Posted by Thomas in Creative Research Blog

Paper Level Designs – Design 2

I’ve been designing another level, iterating on the concerns of the previous one.

Here’s the second design:

Concept 2

Once again, the aim is to get from the circled “x” to the uncircled one. To combat the issue of the previous level, with it being too linear while also having too many pointless rooms, I’ve added a few alternate paths for the player to be able to take, and added an actual purpose for players to get into certain rooms.

If you look at the central area, you’ll notice that there are a few hallways that double back on themselves and create a circle-like shape. I intend for these to be areas the player will use to pull away from the creature that pursues them.

There’ll also be very few rooms that won’t have a purpose – Since this level has paths doubling back on themselves, I could introduce some basic puzzle elements, such as switches you have to find to unlock certain doors, while under pressure from the pursuing creature. I very much like this level, but I’ll give another design a go first and see where it goes.

Posted by Thomas in Creative Research Blog

Paper Level Designs – Design 1

Following the survey results, I’ve now decided to get to work creating some level designs as I mentioned I would in my previous presentation. As I said, I’ll be creating them based on a research lab-like environment.

Here’s my first level design:

Concept 1

I’m not too happy with this one due to a variety of reasons. There’s a lot of pointless rooms – Not so much the amount of them being a problem, but rooms you’d never have to go into. Creating all the rooms in the playable area would be very time consuming, while simply cutting them from the design would leave the level feeling very empty.

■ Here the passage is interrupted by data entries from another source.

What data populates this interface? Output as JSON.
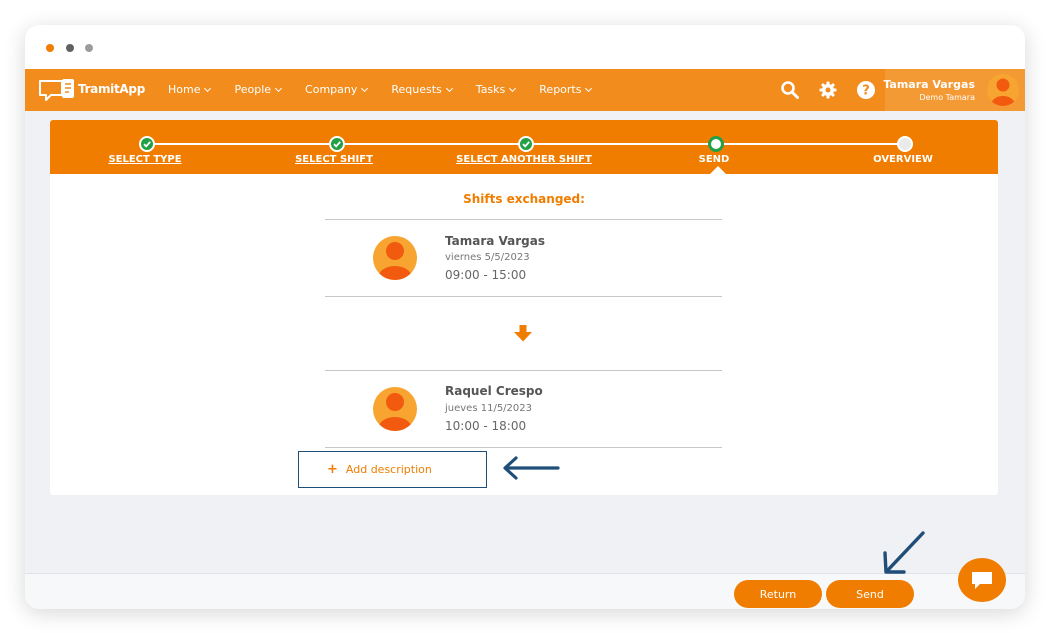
{
  "window": {
    "controls": [
      "close-dot",
      "minimize-dot",
      "maximize-dot"
    ]
  },
  "navbar": {
    "logo_text": "TramitApp",
    "menu": [
      "Home",
      "People",
      "Company",
      "Requests",
      "Tasks",
      "Reports"
    ],
    "icons": [
      "search-icon",
      "gear-icon",
      "help-icon"
    ],
    "user": {
      "name": "Tamara Vargas",
      "company": "Demo Tamara"
    }
  },
  "stepper": {
    "steps": [
      {
        "label": "SELECT TYPE",
        "state": "done"
      },
      {
        "label": "SELECT SHIFT",
        "state": "done"
      },
      {
        "label": "SELECT ANOTHER SHIFT",
        "state": "done"
      },
      {
        "label": "SEND",
        "state": "current"
      },
      {
        "label": "OVERVIEW",
        "state": "pending"
      }
    ]
  },
  "content": {
    "title": "Shifts exchanged:",
    "shifts": [
      {
        "name": "Tamara Vargas",
        "date": "viernes 5/5/2023",
        "time": "09:00 - 15:00"
      },
      {
        "name": "Raquel Crespo",
        "date": "jueves 11/5/2023",
        "time": "10:00 - 18:00"
      }
    ],
    "add_description": "Add description"
  },
  "footer": {
    "return_label": "Return",
    "send_label": "Send"
  },
  "colors": {
    "brand": "#f07d00",
    "nav": "#f28c1c",
    "success": "#23a046",
    "annotation": "#1f4e79"
  }
}
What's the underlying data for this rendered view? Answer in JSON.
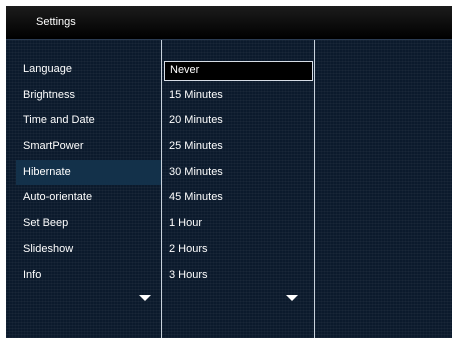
{
  "header": {
    "title": "Settings"
  },
  "menu": {
    "items": [
      {
        "label": "Language"
      },
      {
        "label": "Brightness"
      },
      {
        "label": "Time and Date"
      },
      {
        "label": "SmartPower"
      },
      {
        "label": "Hibernate"
      },
      {
        "label": "Auto-orientate"
      },
      {
        "label": "Set Beep"
      },
      {
        "label": "Slideshow"
      },
      {
        "label": "Info"
      }
    ],
    "active_index": 4
  },
  "options": {
    "items": [
      {
        "label": "Never"
      },
      {
        "label": "15 Minutes"
      },
      {
        "label": "20 Minutes"
      },
      {
        "label": "25 Minutes"
      },
      {
        "label": "30 Minutes"
      },
      {
        "label": "45 Minutes"
      },
      {
        "label": "1 Hour"
      },
      {
        "label": "2 Hours"
      },
      {
        "label": "3 Hours"
      }
    ],
    "selected_index": 0
  },
  "icons": {
    "menu_scroll": "chevron-down-icon",
    "options_scroll": "chevron-down-icon"
  },
  "colors": {
    "background": "#0b1a2c",
    "header": "#000000",
    "text": "#ffffff",
    "highlight": "#13314a"
  }
}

Additionally, there aren’t many fun opportunities to be able to get away from the pursuing creature other than running into a room and running in a circle within it, which would become tiresome quick.

On top of that, the level is very linear. While there may be many rooms, the path to get to the final area is through very few straight hallways with no different paths to go on to explore. I will not be using this design.

Posted by Thomas in Creative Research Blog

My level’s gameplay mechanics

Just a quick post discussing what gameplay mechanics my final level will have. As my research project is focusing exclusively on the level design aspects as opposed to gameplay, I’ll be having very shallow gameplay mechanics – Just enough to have the level playable.

Player movement

Movement will be your standard 3D game controls, with WASD to move around and the mouse to look around.

Player interaction

There will be no inventory management or combat for the player, they can only move around. As far as interacting with the level, they will be able to open doors and flick certain switches to unlock new areas.


As per the survey results, a creature will eventually begin following the player through the level, attempting to hunt them down and kill them. All the player can do about this is attempt to stay away from it. It’ll move slower than the player to give the player a chance, but if they stay in an area too long, it’ll catch up with them.

Posted by Thomas in Creative Research Blog